## [What is needed]
Write out the records that follow exactly. Do not include pictures.

[Element data from apps and pages]
--- START ---

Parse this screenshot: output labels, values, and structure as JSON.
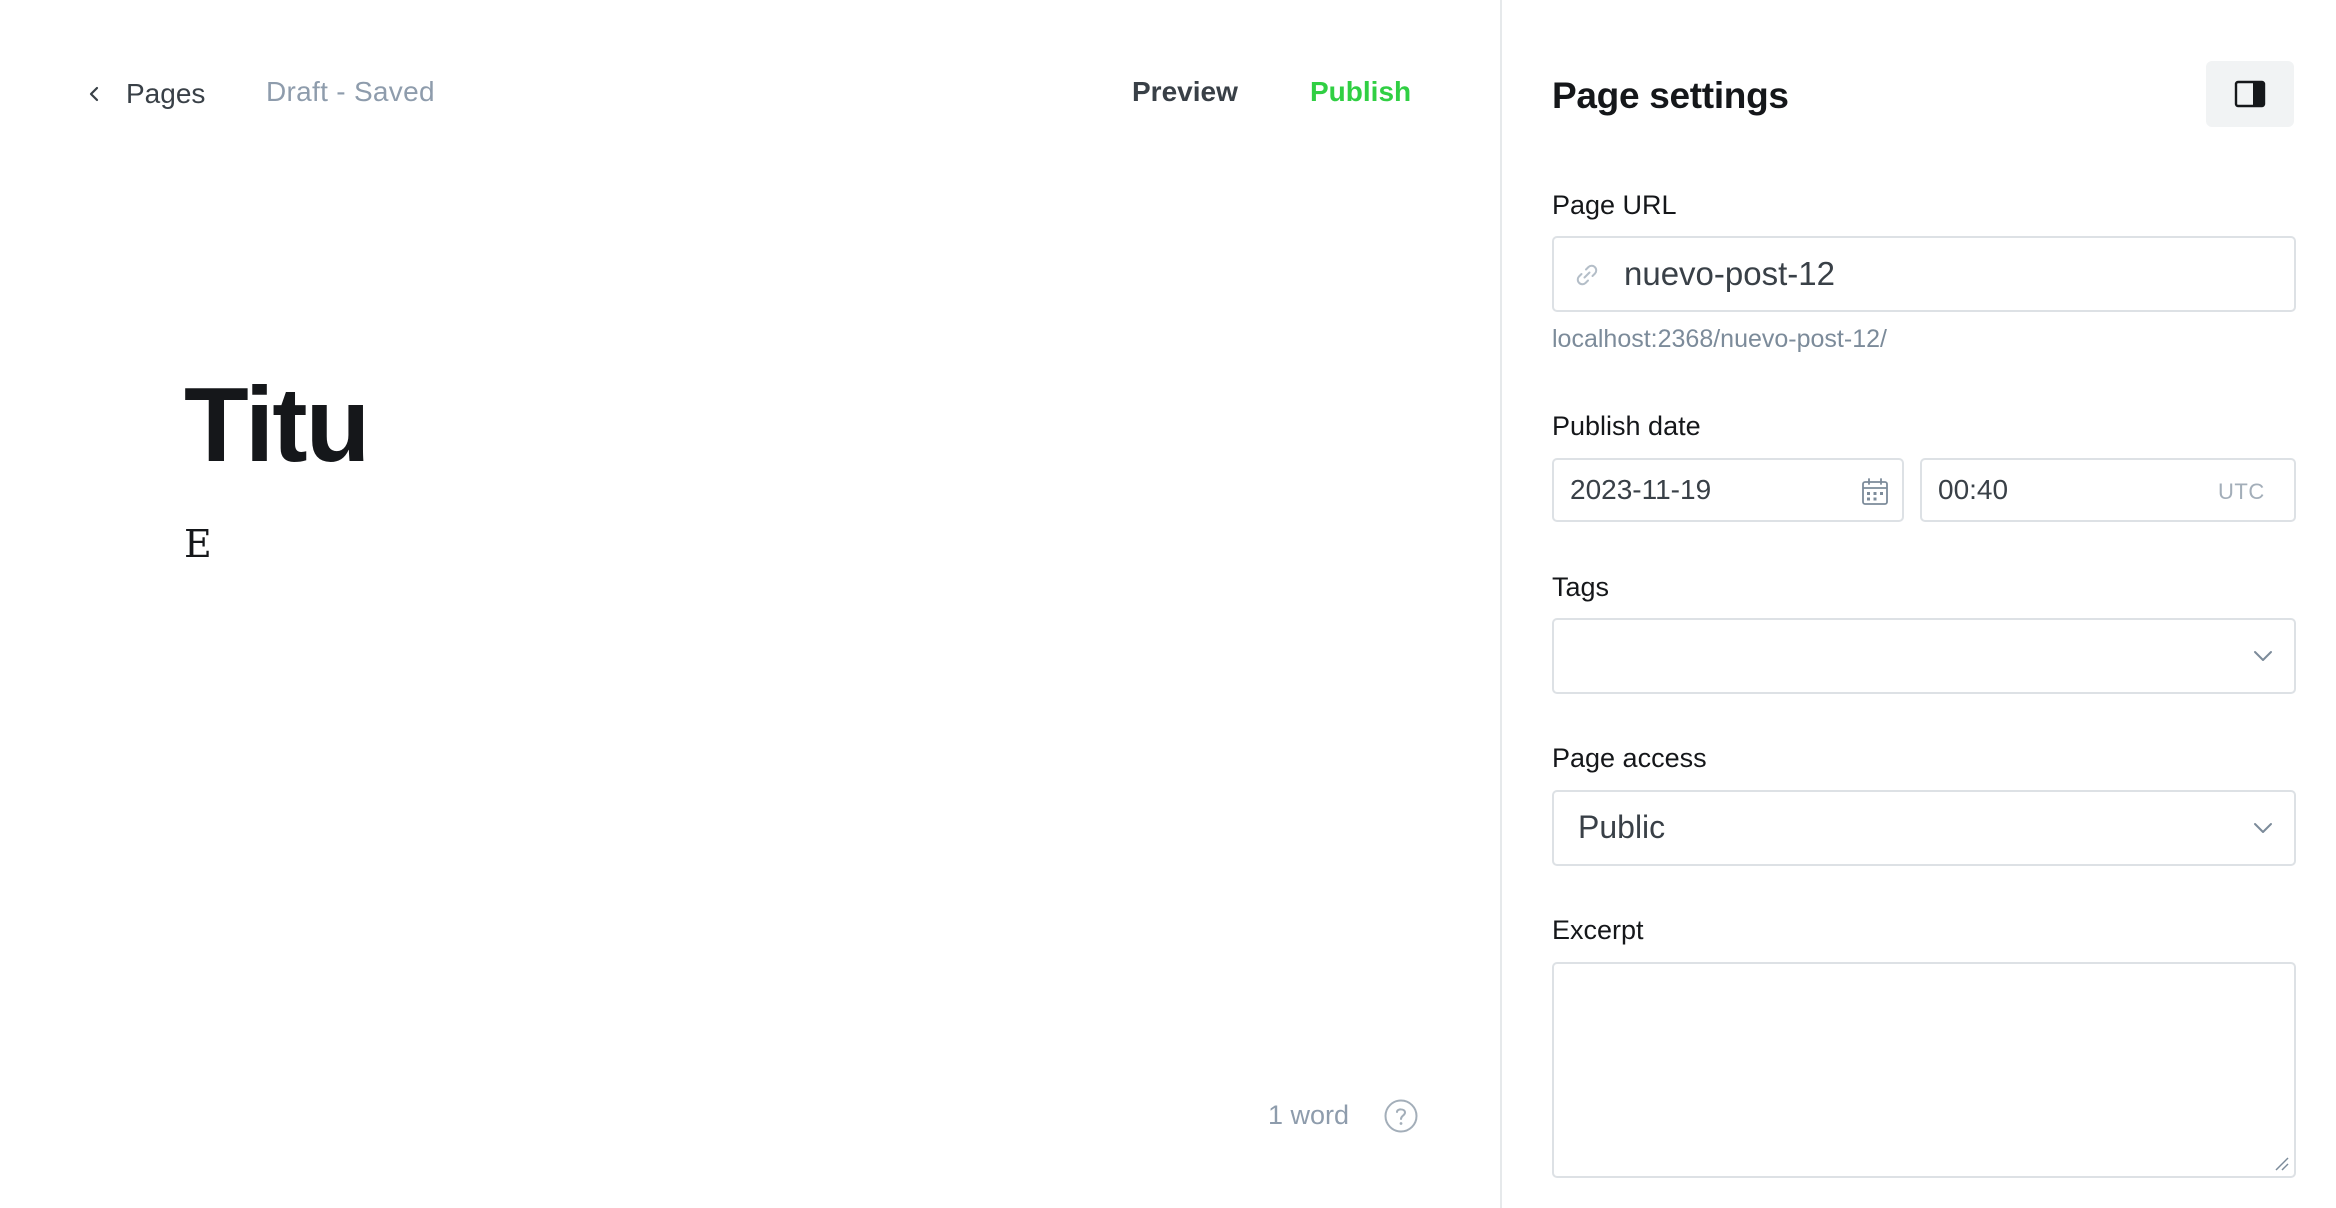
{
  "editor": {
    "back_label": "Pages",
    "status": "Draft - Saved",
    "preview_label": "Preview",
    "publish_label": "Publish",
    "title": "Titu",
    "body": "E",
    "word_count": "1 word"
  },
  "settings": {
    "title": "Page settings",
    "page_url": {
      "label": "Page URL",
      "value": "nuevo-post-12",
      "hint": "localhost:2368/nuevo-post-12/"
    },
    "publish_date": {
      "label": "Publish date",
      "date": "2023-11-19",
      "time": "00:40",
      "timezone": "UTC"
    },
    "tags": {
      "label": "Tags",
      "value": ""
    },
    "page_access": {
      "label": "Page access",
      "value": "Public"
    },
    "excerpt": {
      "label": "Excerpt",
      "value": ""
    }
  },
  "colors": {
    "accent_green": "#30cf43",
    "muted_text": "#8e9cac",
    "border": "#dde1e5"
  },
  "icons": {
    "back": "chevron-left-icon",
    "help": "question-circle-icon",
    "panel_toggle": "sidebar-toggle-icon",
    "url": "link-icon",
    "date": "calendar-icon",
    "dropdown": "chevron-down-icon"
  }
}
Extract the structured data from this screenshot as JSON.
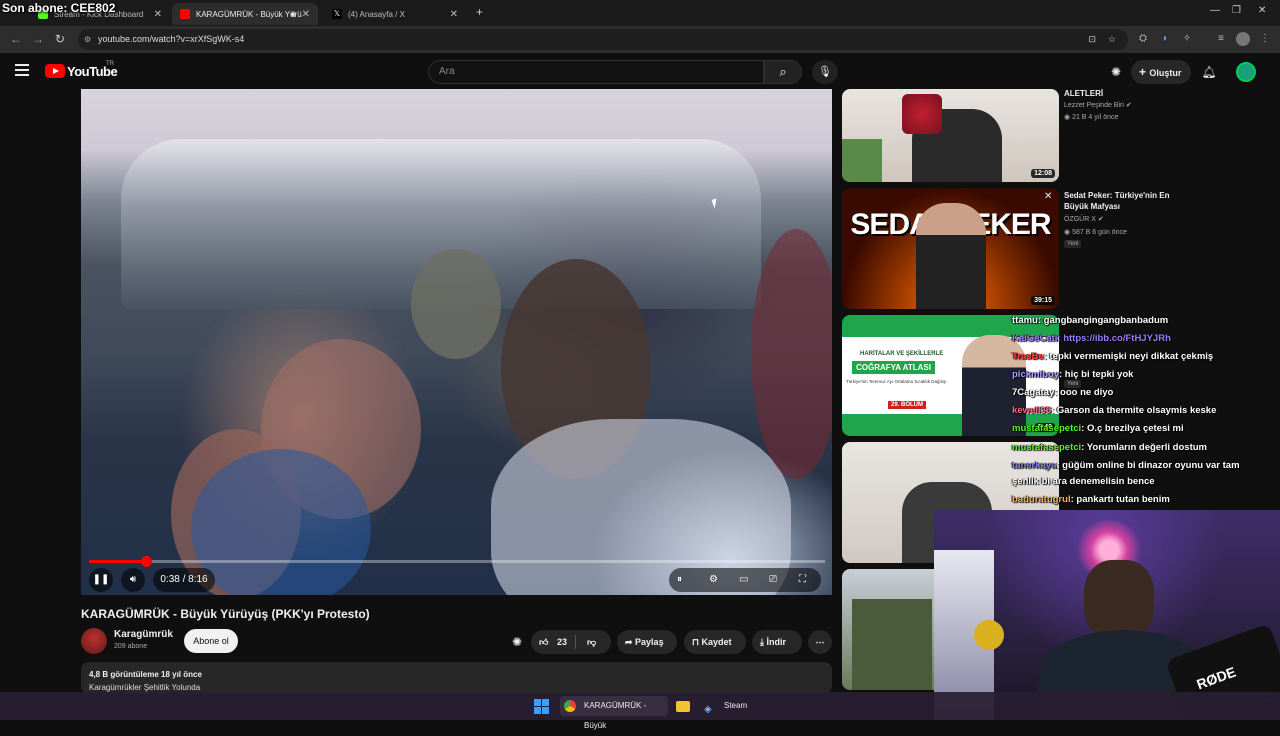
{
  "overlay": {
    "subscriber_text": "Son abone: CEE802"
  },
  "browser": {
    "tabs": [
      {
        "label": "Stream - Kick Dashboard",
        "color": "#53fc18"
      },
      {
        "label": "KARAGÜMRÜK - Büyük Yürü",
        "color": "#ff0000"
      },
      {
        "label": "(4) Anasayfa / X",
        "color": "#ffffff"
      }
    ],
    "new_tab": "+",
    "url": "youtube.com/watch?v=xrXfSgWK-s4"
  },
  "youtube": {
    "wordmark": "YouTube",
    "country": "TR",
    "search_placeholder": "Ara",
    "create_label": "Oluştur"
  },
  "player": {
    "time": "0:38 / 8:16",
    "progress": 0.077
  },
  "video": {
    "title": "KARAGÜMRÜK - Büyük Yürüyüş (PKK'yı Protesto)",
    "channel": "Karagümrük",
    "subscribers": "209 abone",
    "subscribe_label": "Abone ol",
    "likes": "23",
    "share_label": "Paylaş",
    "save_label": "Kaydet",
    "download_label": "İndir",
    "views_date": "4,8 B görüntüleme  18 yıl önce",
    "desc_line2": "Karagümrükler Şehitlik Yolunda"
  },
  "recommendations": [
    {
      "title": "ALETLERİ",
      "channel": "Lezzet Peşinde Biri",
      "meta": "21 B  4 yıl önce",
      "duration": "12:08",
      "badge": ""
    },
    {
      "title": "Sedat Peker: Türkiye'nin En Büyük Mafyası",
      "channel": "ÖZGÜR X",
      "meta": "587 B  6 gün önce",
      "duration": "39:15",
      "badge": "Yeni",
      "thumb_text": "SEDAT PEKER"
    },
    {
      "title": "Harita ve Şekillerle Coğrafya",
      "channel": "",
      "meta": "",
      "duration": "5:40",
      "badge": "Yeni",
      "thumb_text_1": "HARİTALAR VE ŞEKİLLERLE",
      "thumb_text_2": "COĞRAFYA ATLASI",
      "thumb_text_3": "Türkiye'nin Temmuz Ayı Ortalama Sıcaklık Dağılışı",
      "thumb_text_4": "29. BÖLÜM"
    },
    {
      "title": "",
      "channel": "",
      "meta": "",
      "duration": "",
      "badge": ""
    },
    {
      "title": "",
      "channel": "",
      "meta": "",
      "duration": "",
      "badge": ""
    }
  ],
  "chat": [
    {
      "user": "ttamu",
      "user_color": "#ffffff",
      "text": ": gangbangingangbanbadum"
    },
    {
      "user": "KaiGeCati",
      "user_color": "#9b7bff",
      "text": ": https://ibb.co/FtHJYJRh"
    },
    {
      "user": "TrasBe",
      "user_color": "#ff4444",
      "text": ": tepki vermemişki neyi dikkat çekmiş"
    },
    {
      "user": "pickmiboy",
      "user_color": "#b0a0ff",
      "text": ": hiç bi tepki yok"
    },
    {
      "user": "7Cagatay",
      "user_color": "#ffffff",
      "text": ": ooo ne diyo"
    },
    {
      "user": "kewell35",
      "user_color": "#ff6b8a",
      "text": ": Garson da thermite olsaymis keske"
    },
    {
      "user": "mustafasepetci",
      "user_color": "#53fc18",
      "text": ": O.ç brezilya çetesi mi"
    },
    {
      "user": "mustafasepetci",
      "user_color": "#53fc18",
      "text": ": Yorumların değerli dostum"
    },
    {
      "user": "tanerkaya",
      "user_color": "#8a7bff",
      "text": ": güğüm online bi dinazor oyunu var tam"
    },
    {
      "user": "",
      "user_color": "#ffffff",
      "text": "şenlik bi ara denemelisin bence"
    },
    {
      "user": "baduratugrul",
      "user_color": "#ffb347",
      "text": ": pankartı tutan benim"
    }
  ],
  "taskbar": {
    "chrome_label": "KARAGÜMRÜK - Büyük",
    "steam_label": "Steam"
  },
  "webcam": {
    "mic_brand": "RØDE"
  }
}
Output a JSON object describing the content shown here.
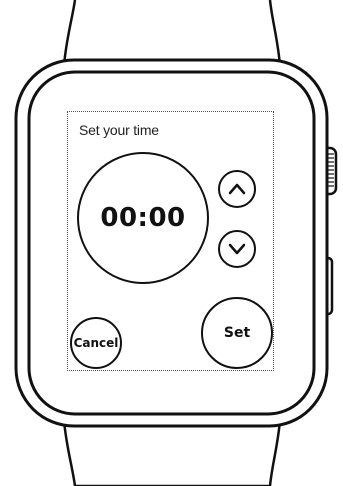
{
  "screen": {
    "title": "Set your time",
    "time": "00:00"
  },
  "controls": {
    "increase_icon": "chevron-up-icon",
    "decrease_icon": "chevron-down-icon",
    "cancel_label": "Cancel",
    "set_label": "Set"
  },
  "colors": {
    "stroke": "#111111",
    "background": "#ffffff"
  }
}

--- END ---

## [Output of the exercise]
Parse this screenshot: output labels, values, and structure as JSON.
{
  "editor": {
    "back_label": "Pages",
    "status": "Draft - Saved",
    "preview_label": "Preview",
    "publish_label": "Publish",
    "title": "Titu",
    "body": "E",
    "word_count": "1 word"
  },
  "settings": {
    "title": "Page settings",
    "page_url": {
      "label": "Page URL",
      "value": "nuevo-post-12",
      "hint": "localhost:2368/nuevo-post-12/"
    },
    "publish_date": {
      "label": "Publish date",
      "date": "2023-11-19",
      "time": "00:40",
      "timezone": "UTC"
    },
    "tags": {
      "label": "Tags",
      "value": ""
    },
    "page_access": {
      "label": "Page access",
      "value": "Public"
    },
    "excerpt": {
      "label": "Excerpt",
      "value": ""
    }
  },
  "colors": {
    "accent_green": "#30cf43",
    "muted_text": "#8e9cac",
    "border": "#dde1e5"
  },
  "icons": {
    "back": "chevron-left-icon",
    "help": "question-circle-icon",
    "panel_toggle": "sidebar-toggle-icon",
    "url": "link-icon",
    "date": "calendar-icon",
    "dropdown": "chevron-down-icon"
  }
}
Extract the structured data from this screenshot as JSON.
{
  "overlay": {
    "subscriber_text": "Son abone: CEE802"
  },
  "browser": {
    "tabs": [
      {
        "label": "Stream - Kick Dashboard",
        "color": "#53fc18"
      },
      {
        "label": "KARAGÜMRÜK - Büyük Yürü",
        "color": "#ff0000"
      },
      {
        "label": "(4) Anasayfa / X",
        "color": "#ffffff"
      }
    ],
    "new_tab": "+",
    "url": "youtube.com/watch?v=xrXfSgWK-s4"
  },
  "youtube": {
    "wordmark": "YouTube",
    "country": "TR",
    "search_placeholder": "Ara",
    "create_label": "Oluştur"
  },
  "player": {
    "time": "0:38 / 8:16",
    "progress": 0.077
  },
  "video": {
    "title": "KARAGÜMRÜK - Büyük Yürüyüş (PKK'yı Protesto)",
    "channel": "Karagümrük",
    "subscribers": "209 abone",
    "subscribe_label": "Abone ol",
    "likes": "23",
    "share_label": "Paylaş",
    "save_label": "Kaydet",
    "download_label": "İndir",
    "views_date": "4,8 B görüntüleme  18 yıl önce",
    "desc_line2": "Karagümrükler Şehitlik Yolunda"
  },
  "recommendations": [
    {
      "title": "ALETLERİ",
      "channel": "Lezzet Peşinde Biri",
      "meta": "21 B  4 yıl önce",
      "duration": "12:08",
      "badge": ""
    },
    {
      "title": "Sedat Peker: Türkiye'nin En Büyük Mafyası",
      "channel": "ÖZGÜR X",
      "meta": "587 B  6 gün önce",
      "duration": "39:15",
      "badge": "Yeni",
      "thumb_text": "SEDAT PEKER"
    },
    {
      "title": "Harita ve Şekillerle Coğrafya",
      "channel": "",
      "meta": "",
      "duration": "5:40",
      "badge": "Yeni",
      "thumb_text_1": "HARİTALAR VE ŞEKİLLERLE",
      "thumb_text_2": "COĞRAFYA ATLASI",
      "thumb_text_3": "Türkiye'nin Temmuz Ayı Ortalama Sıcaklık Dağılışı",
      "thumb_text_4": "29. BÖLÜM"
    },
    {
      "title": "",
      "channel": "",
      "meta": "",
      "duration": "",
      "badge": ""
    },
    {
      "title": "",
      "channel": "",
      "meta": "",
      "duration": "",
      "badge": ""
    }
  ],
  "chat": [
    {
      "user": "ttamu",
      "user_color": "#ffffff",
      "text": ": gangbangingangbanbadum"
    },
    {
      "user": "KaiGeCati",
      "user_color": "#9b7bff",
      "text": ": https://ibb.co/FtHJYJRh"
    },
    {
      "user": "TrasBe",
      "user_color": "#ff4444",
      "text": ": tepki vermemişki neyi dikkat çekmiş"
    },
    {
      "user": "pickmiboy",
      "user_color": "#b0a0ff",
      "text": ": hiç bi tepki yok"
    },
    {
      "user": "7Cagatay",
      "user_color": "#ffffff",
      "text": ": ooo ne diyo"
    },
    {
      "user": "kewell35",
      "user_color": "#ff6b8a",
      "text": ": Garson da thermite olsaymis keske"
    },
    {
      "user": "mustafasepetci",
      "user_color": "#53fc18",
      "text": ": O.ç brezilya çetesi mi"
    },
    {
      "user": "mustafasepetci",
      "user_color": "#53fc18",
      "text": ": Yorumların değerli dostum"
    },
    {
      "user": "tanerkaya",
      "user_color": "#8a7bff",
      "text": ": güğüm online bi dinazor oyunu var tam"
    },
    {
      "user": "",
      "user_color": "#ffffff",
      "text": "şenlik bi ara denemelisin bence"
    },
    {
      "user": "baduratugrul",
      "user_color": "#ffb347",
      "text": ": pankartı tutan benim"
    }
  ],
  "taskbar": {
    "chrome_label": "KARAGÜMRÜK - Büyük",
    "steam_label": "Steam"
  },
  "webcam": {
    "mic_brand": "RØDE"
  }
}
Output a JSON object describing the content shown here.
{
  "screen": {
    "title": "Set your time",
    "time": "00:00"
  },
  "controls": {
    "increase_icon": "chevron-up-icon",
    "decrease_icon": "chevron-down-icon",
    "cancel_label": "Cancel",
    "set_label": "Set"
  },
  "colors": {
    "stroke": "#111111",
    "background": "#ffffff"
  }
}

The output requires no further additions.